[Collected data]
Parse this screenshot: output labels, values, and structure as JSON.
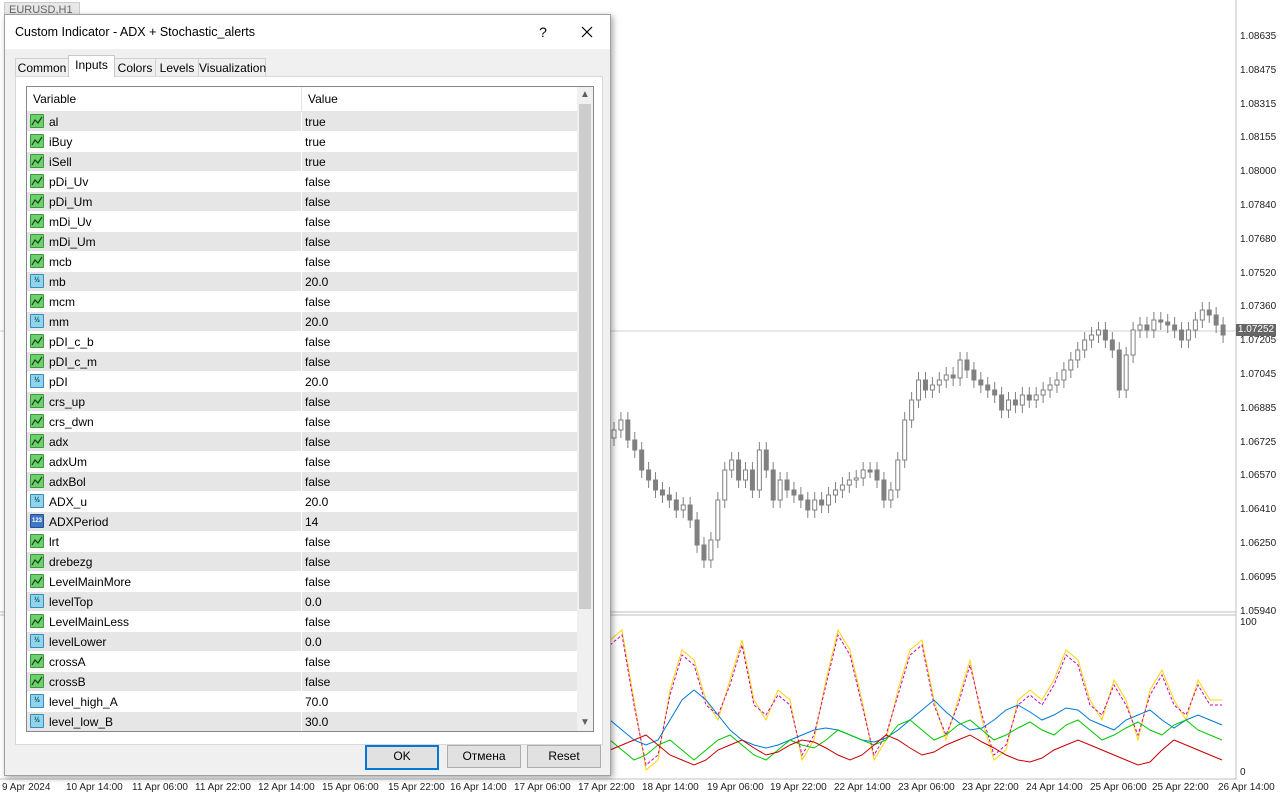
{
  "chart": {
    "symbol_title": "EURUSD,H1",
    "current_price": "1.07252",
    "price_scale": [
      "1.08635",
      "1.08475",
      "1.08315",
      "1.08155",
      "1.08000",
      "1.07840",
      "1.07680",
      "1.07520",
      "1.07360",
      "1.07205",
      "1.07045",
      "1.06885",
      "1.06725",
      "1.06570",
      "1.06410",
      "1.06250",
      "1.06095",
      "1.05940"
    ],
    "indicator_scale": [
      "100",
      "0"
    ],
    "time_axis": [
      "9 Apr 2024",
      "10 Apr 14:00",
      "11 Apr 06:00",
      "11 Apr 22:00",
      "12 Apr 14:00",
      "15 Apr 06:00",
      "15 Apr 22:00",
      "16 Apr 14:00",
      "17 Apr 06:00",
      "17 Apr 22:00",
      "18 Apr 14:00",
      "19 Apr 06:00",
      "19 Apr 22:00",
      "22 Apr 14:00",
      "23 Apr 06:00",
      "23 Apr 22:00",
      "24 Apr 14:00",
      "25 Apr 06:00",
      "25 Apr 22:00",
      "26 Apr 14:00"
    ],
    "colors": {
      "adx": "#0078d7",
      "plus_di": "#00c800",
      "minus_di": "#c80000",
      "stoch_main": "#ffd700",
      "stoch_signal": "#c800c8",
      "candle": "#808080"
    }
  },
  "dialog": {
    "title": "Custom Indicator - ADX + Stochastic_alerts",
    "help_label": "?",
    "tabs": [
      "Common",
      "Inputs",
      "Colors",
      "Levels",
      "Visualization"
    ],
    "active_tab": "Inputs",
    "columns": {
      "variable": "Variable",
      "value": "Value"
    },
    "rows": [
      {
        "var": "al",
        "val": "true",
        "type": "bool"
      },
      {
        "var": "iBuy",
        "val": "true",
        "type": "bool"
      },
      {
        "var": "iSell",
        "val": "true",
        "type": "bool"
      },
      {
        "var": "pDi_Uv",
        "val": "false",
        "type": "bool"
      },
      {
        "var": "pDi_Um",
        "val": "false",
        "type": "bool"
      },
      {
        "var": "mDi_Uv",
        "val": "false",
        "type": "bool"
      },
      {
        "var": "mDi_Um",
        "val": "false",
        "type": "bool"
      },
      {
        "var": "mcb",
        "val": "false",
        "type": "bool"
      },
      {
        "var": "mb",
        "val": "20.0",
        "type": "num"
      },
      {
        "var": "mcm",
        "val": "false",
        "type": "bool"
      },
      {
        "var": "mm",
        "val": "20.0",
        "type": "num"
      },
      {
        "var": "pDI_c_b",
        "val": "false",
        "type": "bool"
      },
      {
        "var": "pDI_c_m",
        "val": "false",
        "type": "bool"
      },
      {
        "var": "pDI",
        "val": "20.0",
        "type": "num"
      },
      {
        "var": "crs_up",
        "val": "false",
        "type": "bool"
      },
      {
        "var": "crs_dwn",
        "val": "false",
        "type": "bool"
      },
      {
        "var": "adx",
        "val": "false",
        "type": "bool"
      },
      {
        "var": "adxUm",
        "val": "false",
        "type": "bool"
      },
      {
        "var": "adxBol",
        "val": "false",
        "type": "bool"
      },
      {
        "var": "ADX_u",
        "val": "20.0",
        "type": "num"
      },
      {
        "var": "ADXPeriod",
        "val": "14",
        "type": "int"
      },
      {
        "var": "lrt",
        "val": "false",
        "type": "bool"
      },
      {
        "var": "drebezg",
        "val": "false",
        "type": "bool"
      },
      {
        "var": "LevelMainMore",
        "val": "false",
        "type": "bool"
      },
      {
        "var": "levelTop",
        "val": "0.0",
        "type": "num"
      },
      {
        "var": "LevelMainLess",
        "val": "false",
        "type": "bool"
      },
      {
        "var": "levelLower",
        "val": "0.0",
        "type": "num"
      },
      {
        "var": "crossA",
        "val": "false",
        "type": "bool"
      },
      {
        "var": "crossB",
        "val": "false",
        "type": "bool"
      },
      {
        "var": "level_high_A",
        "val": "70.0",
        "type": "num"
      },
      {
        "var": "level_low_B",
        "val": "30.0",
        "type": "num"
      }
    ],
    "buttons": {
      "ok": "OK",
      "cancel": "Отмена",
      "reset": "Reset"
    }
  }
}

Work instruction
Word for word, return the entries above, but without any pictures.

Answer for the task
Parse this screenshot: output labels, values, and structure as JSON.
{
  "chart": {
    "symbol_title": "EURUSD,H1",
    "current_price": "1.07252",
    "price_scale": [
      "1.08635",
      "1.08475",
      "1.08315",
      "1.08155",
      "1.08000",
      "1.07840",
      "1.07680",
      "1.07520",
      "1.07360",
      "1.07205",
      "1.07045",
      "1.06885",
      "1.06725",
      "1.06570",
      "1.06410",
      "1.06250",
      "1.06095",
      "1.05940"
    ],
    "indicator_scale": [
      "100",
      "0"
    ],
    "time_axis": [
      "9 Apr 2024",
      "10 Apr 14:00",
      "11 Apr 06:00",
      "11 Apr 22:00",
      "12 Apr 14:00",
      "15 Apr 06:00",
      "15 Apr 22:00",
      "16 Apr 14:00",
      "17 Apr 06:00",
      "17 Apr 22:00",
      "18 Apr 14:00",
      "19 Apr 06:00",
      "19 Apr 22:00",
      "22 Apr 14:00",
      "23 Apr 06:00",
      "23 Apr 22:00",
      "24 Apr 14:00",
      "25 Apr 06:00",
      "25 Apr 22:00",
      "26 Apr 14:00"
    ],
    "colors": {
      "adx": "#0078d7",
      "plus_di": "#00c800",
      "minus_di": "#c80000",
      "stoch_main": "#ffd700",
      "stoch_signal": "#c800c8",
      "candle": "#808080"
    }
  },
  "dialog": {
    "title": "Custom Indicator - ADX + Stochastic_alerts",
    "help_label": "?",
    "tabs": [
      "Common",
      "Inputs",
      "Colors",
      "Levels",
      "Visualization"
    ],
    "active_tab": "Inputs",
    "columns": {
      "variable": "Variable",
      "value": "Value"
    },
    "rows": [
      {
        "var": "al",
        "val": "true",
        "type": "bool"
      },
      {
        "var": "iBuy",
        "val": "true",
        "type": "bool"
      },
      {
        "var": "iSell",
        "val": "true",
        "type": "bool"
      },
      {
        "var": "pDi_Uv",
        "val": "false",
        "type": "bool"
      },
      {
        "var": "pDi_Um",
        "val": "false",
        "type": "bool"
      },
      {
        "var": "mDi_Uv",
        "val": "false",
        "type": "bool"
      },
      {
        "var": "mDi_Um",
        "val": "false",
        "type": "bool"
      },
      {
        "var": "mcb",
        "val": "false",
        "type": "bool"
      },
      {
        "var": "mb",
        "val": "20.0",
        "type": "num"
      },
      {
        "var": "mcm",
        "val": "false",
        "type": "bool"
      },
      {
        "var": "mm",
        "val": "20.0",
        "type": "num"
      },
      {
        "var": "pDI_c_b",
        "val": "false",
        "type": "bool"
      },
      {
        "var": "pDI_c_m",
        "val": "false",
        "type": "bool"
      },
      {
        "var": "pDI",
        "val": "20.0",
        "type": "num"
      },
      {
        "var": "crs_up",
        "val": "false",
        "type": "bool"
      },
      {
        "var": "crs_dwn",
        "val": "false",
        "type": "bool"
      },
      {
        "var": "adx",
        "val": "false",
        "type": "bool"
      },
      {
        "var": "adxUm",
        "val": "false",
        "type": "bool"
      },
      {
        "var": "adxBol",
        "val": "false",
        "type": "bool"
      },
      {
        "var": "ADX_u",
        "val": "20.0",
        "type": "num"
      },
      {
        "var": "ADXPeriod",
        "val": "14",
        "type": "int"
      },
      {
        "var": "lrt",
        "val": "false",
        "type": "bool"
      },
      {
        "var": "drebezg",
        "val": "false",
        "type": "bool"
      },
      {
        "var": "LevelMainMore",
        "val": "false",
        "type": "bool"
      },
      {
        "var": "levelTop",
        "val": "0.0",
        "type": "num"
      },
      {
        "var": "LevelMainLess",
        "val": "false",
        "type": "bool"
      },
      {
        "var": "levelLower",
        "val": "0.0",
        "type": "num"
      },
      {
        "var": "crossA",
        "val": "false",
        "type": "bool"
      },
      {
        "var": "crossB",
        "val": "false",
        "type": "bool"
      },
      {
        "var": "level_high_A",
        "val": "70.0",
        "type": "num"
      },
      {
        "var": "level_low_B",
        "val": "30.0",
        "type": "num"
      }
    ],
    "buttons": {
      "ok": "OK",
      "cancel": "Отмена",
      "reset": "Reset"
    }
  }
}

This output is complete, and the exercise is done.